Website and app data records
-=-=-
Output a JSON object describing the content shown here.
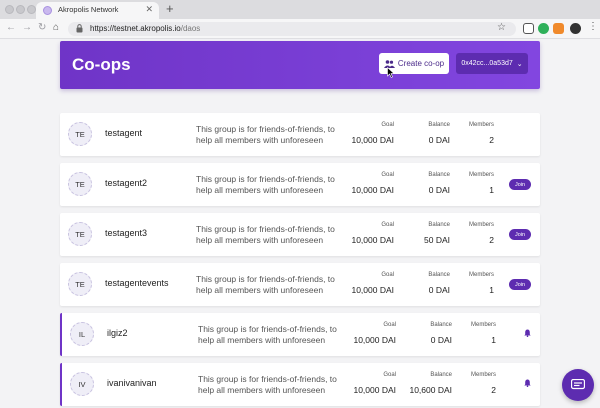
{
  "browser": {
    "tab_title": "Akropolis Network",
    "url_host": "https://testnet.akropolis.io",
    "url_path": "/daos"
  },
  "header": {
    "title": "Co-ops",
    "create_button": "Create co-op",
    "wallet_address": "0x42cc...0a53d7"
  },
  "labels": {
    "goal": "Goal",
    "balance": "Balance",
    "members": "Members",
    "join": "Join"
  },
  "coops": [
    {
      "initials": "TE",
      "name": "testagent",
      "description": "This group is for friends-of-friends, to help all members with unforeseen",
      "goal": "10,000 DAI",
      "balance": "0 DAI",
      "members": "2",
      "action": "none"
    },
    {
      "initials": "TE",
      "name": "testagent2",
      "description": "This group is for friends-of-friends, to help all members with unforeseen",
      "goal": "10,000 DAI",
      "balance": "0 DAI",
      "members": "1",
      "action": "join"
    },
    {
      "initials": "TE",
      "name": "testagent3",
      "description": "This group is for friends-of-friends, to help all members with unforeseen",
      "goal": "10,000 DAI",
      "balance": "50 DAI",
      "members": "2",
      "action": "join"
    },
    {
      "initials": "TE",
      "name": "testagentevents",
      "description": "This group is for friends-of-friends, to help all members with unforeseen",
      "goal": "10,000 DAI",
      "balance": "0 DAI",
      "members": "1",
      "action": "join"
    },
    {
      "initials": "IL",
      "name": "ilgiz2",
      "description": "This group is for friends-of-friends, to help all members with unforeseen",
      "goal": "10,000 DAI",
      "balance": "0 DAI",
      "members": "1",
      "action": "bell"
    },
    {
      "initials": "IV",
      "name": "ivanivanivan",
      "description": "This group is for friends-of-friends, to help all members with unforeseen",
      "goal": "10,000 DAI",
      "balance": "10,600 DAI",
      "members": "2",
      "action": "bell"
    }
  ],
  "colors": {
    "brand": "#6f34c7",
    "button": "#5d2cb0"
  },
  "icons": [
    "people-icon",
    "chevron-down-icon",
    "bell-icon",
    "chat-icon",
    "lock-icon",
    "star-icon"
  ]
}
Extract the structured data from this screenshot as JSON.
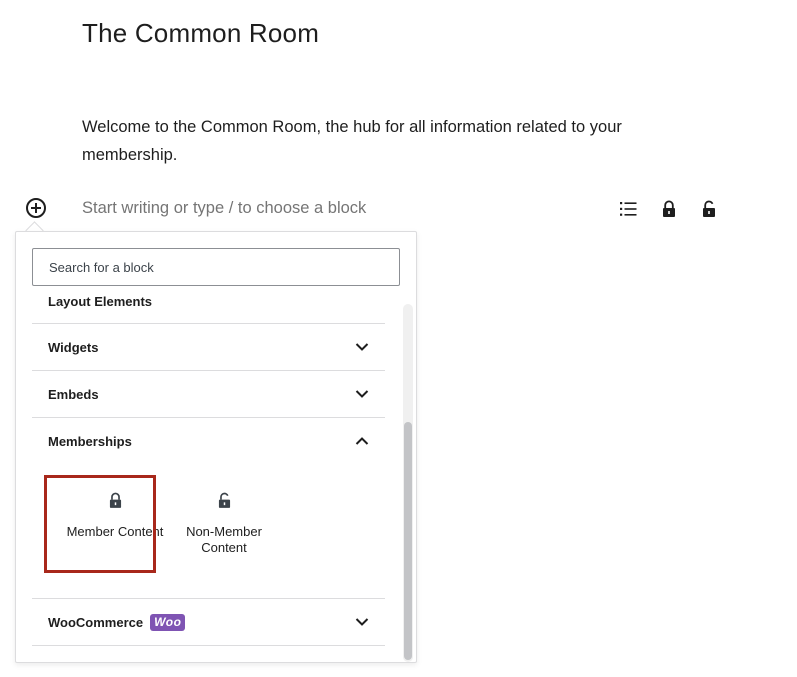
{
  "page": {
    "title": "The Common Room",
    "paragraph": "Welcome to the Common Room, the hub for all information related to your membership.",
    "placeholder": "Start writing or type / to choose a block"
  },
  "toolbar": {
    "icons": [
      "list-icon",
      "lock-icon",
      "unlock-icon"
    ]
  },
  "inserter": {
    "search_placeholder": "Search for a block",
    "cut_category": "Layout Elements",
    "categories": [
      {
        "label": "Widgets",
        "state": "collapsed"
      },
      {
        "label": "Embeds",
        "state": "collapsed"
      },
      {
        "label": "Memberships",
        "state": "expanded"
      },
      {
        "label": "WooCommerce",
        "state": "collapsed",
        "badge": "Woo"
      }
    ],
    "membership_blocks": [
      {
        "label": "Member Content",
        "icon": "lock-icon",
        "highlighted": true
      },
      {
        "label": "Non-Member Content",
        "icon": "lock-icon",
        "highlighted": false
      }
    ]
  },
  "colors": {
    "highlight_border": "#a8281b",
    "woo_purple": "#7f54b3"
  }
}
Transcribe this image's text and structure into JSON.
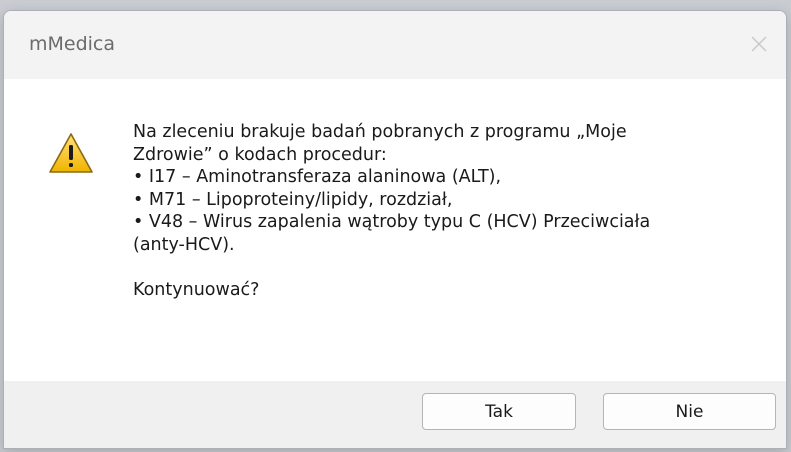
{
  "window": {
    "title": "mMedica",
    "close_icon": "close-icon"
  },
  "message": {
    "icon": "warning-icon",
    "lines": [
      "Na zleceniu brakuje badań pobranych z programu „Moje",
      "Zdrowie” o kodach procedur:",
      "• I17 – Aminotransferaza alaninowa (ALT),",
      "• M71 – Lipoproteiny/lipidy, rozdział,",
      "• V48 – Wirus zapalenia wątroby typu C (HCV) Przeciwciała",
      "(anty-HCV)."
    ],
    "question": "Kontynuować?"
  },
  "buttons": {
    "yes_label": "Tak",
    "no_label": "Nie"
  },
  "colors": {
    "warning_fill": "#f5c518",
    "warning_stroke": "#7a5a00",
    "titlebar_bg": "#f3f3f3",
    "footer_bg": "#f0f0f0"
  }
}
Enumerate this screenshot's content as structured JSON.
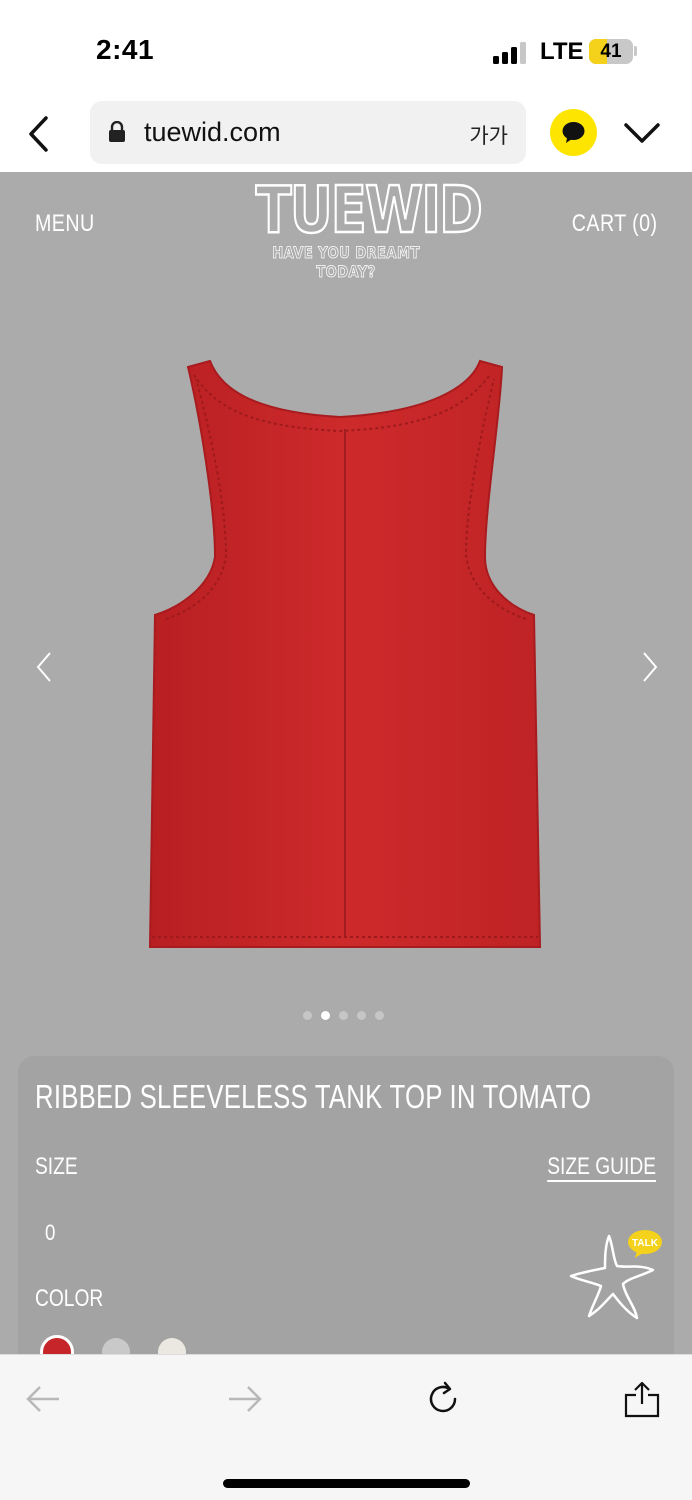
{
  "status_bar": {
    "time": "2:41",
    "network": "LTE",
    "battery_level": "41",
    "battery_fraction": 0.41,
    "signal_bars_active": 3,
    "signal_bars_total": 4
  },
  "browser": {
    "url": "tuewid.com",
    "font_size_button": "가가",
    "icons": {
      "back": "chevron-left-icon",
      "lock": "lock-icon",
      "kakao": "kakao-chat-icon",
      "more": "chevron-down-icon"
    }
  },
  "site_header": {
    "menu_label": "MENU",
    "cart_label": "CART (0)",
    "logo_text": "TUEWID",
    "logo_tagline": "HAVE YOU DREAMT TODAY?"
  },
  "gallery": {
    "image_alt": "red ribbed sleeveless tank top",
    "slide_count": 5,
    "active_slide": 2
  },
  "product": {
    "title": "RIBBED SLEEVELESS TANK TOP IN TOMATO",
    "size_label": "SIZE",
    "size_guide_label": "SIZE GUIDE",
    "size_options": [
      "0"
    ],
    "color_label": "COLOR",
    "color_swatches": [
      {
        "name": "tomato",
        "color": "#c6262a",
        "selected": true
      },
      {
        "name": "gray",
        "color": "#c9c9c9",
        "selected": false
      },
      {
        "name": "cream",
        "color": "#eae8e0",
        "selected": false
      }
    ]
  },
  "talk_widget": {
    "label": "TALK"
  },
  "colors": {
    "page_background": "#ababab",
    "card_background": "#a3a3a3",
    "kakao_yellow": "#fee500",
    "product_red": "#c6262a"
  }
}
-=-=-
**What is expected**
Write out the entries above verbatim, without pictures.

**Answer to this problem**
Output a JSON object describing the content shown here.
{
  "browser": {
    "tab_title": "Akropolis Network",
    "url_host": "https://testnet.akropolis.io",
    "url_path": "/daos"
  },
  "header": {
    "title": "Co-ops",
    "create_button": "Create co-op",
    "wallet_address": "0x42cc...0a53d7"
  },
  "labels": {
    "goal": "Goal",
    "balance": "Balance",
    "members": "Members",
    "join": "Join"
  },
  "coops": [
    {
      "initials": "TE",
      "name": "testagent",
      "description": "This group is for friends-of-friends, to help all members with unforeseen",
      "goal": "10,000 DAI",
      "balance": "0 DAI",
      "members": "2",
      "action": "none"
    },
    {
      "initials": "TE",
      "name": "testagent2",
      "description": "This group is for friends-of-friends, to help all members with unforeseen",
      "goal": "10,000 DAI",
      "balance": "0 DAI",
      "members": "1",
      "action": "join"
    },
    {
      "initials": "TE",
      "name": "testagent3",
      "description": "This group is for friends-of-friends, to help all members with unforeseen",
      "goal": "10,000 DAI",
      "balance": "50 DAI",
      "members": "2",
      "action": "join"
    },
    {
      "initials": "TE",
      "name": "testagentevents",
      "description": "This group is for friends-of-friends, to help all members with unforeseen",
      "goal": "10,000 DAI",
      "balance": "0 DAI",
      "members": "1",
      "action": "join"
    },
    {
      "initials": "IL",
      "name": "ilgiz2",
      "description": "This group is for friends-of-friends, to help all members with unforeseen",
      "goal": "10,000 DAI",
      "balance": "0 DAI",
      "members": "1",
      "action": "bell"
    },
    {
      "initials": "IV",
      "name": "ivanivanivan",
      "description": "This group is for friends-of-friends, to help all members with unforeseen",
      "goal": "10,000 DAI",
      "balance": "10,600 DAI",
      "members": "2",
      "action": "bell"
    }
  ],
  "colors": {
    "brand": "#6f34c7",
    "button": "#5d2cb0"
  },
  "icons": [
    "people-icon",
    "chevron-down-icon",
    "bell-icon",
    "chat-icon",
    "lock-icon",
    "star-icon"
  ]
}
Extract the structured data from this screenshot as JSON.
{
  "page": {
    "title": "The Common Room",
    "paragraph": "Welcome to the Common Room, the hub for all information related to your membership.",
    "placeholder": "Start writing or type / to choose a block"
  },
  "toolbar": {
    "icons": [
      "list-icon",
      "lock-icon",
      "unlock-icon"
    ]
  },
  "inserter": {
    "search_placeholder": "Search for a block",
    "cut_category": "Layout Elements",
    "categories": [
      {
        "label": "Widgets",
        "state": "collapsed"
      },
      {
        "label": "Embeds",
        "state": "collapsed"
      },
      {
        "label": "Memberships",
        "state": "expanded"
      },
      {
        "label": "WooCommerce",
        "state": "collapsed",
        "badge": "Woo"
      }
    ],
    "membership_blocks": [
      {
        "label": "Member Content",
        "icon": "lock-icon",
        "highlighted": true
      },
      {
        "label": "Non-Member Content",
        "icon": "lock-icon",
        "highlighted": false
      }
    ]
  },
  "colors": {
    "highlight_border": "#a8281b",
    "woo_purple": "#7f54b3"
  }
}
Transcribe this image's text and structure into JSON.
{
  "window": {
    "title": "mMedica",
    "close_icon": "close-icon"
  },
  "message": {
    "icon": "warning-icon",
    "lines": [
      "Na zleceniu brakuje badań pobranych z programu „Moje",
      "Zdrowie” o kodach procedur:",
      "• I17 – Aminotransferaza alaninowa (ALT),",
      "• M71 – Lipoproteiny/lipidy, rozdział,",
      "• V48 – Wirus zapalenia wątroby typu C (HCV) Przeciwciała",
      "(anty-HCV)."
    ],
    "question": "Kontynuować?"
  },
  "buttons": {
    "yes_label": "Tak",
    "no_label": "Nie"
  },
  "colors": {
    "warning_fill": "#f5c518",
    "warning_stroke": "#7a5a00",
    "titlebar_bg": "#f3f3f3",
    "footer_bg": "#f0f0f0"
  }
}
Enumerate this screenshot's content as structured JSON.
{
  "status_bar": {
    "time": "2:41",
    "network": "LTE",
    "battery_level": "41",
    "battery_fraction": 0.41,
    "signal_bars_active": 3,
    "signal_bars_total": 4
  },
  "browser": {
    "url": "tuewid.com",
    "font_size_button": "가가",
    "icons": {
      "back": "chevron-left-icon",
      "lock": "lock-icon",
      "kakao": "kakao-chat-icon",
      "more": "chevron-down-icon"
    }
  },
  "site_header": {
    "menu_label": "MENU",
    "cart_label": "CART (0)",
    "logo_text": "TUEWID",
    "logo_tagline": "HAVE YOU DREAMT TODAY?"
  },
  "gallery": {
    "image_alt": "red ribbed sleeveless tank top",
    "slide_count": 5,
    "active_slide": 2
  },
  "product": {
    "title": "RIBBED SLEEVELESS TANK TOP IN TOMATO",
    "size_label": "SIZE",
    "size_guide_label": "SIZE GUIDE",
    "size_options": [
      "0"
    ],
    "color_label": "COLOR",
    "color_swatches": [
      {
        "name": "tomato",
        "color": "#c6262a",
        "selected": true
      },
      {
        "name": "gray",
        "color": "#c9c9c9",
        "selected": false
      },
      {
        "name": "cream",
        "color": "#eae8e0",
        "selected": false
      }
    ]
  },
  "talk_widget": {
    "label": "TALK"
  },
  "colors": {
    "page_background": "#ababab",
    "card_background": "#a3a3a3",
    "kakao_yellow": "#fee500",
    "product_red": "#c6262a"
  }
}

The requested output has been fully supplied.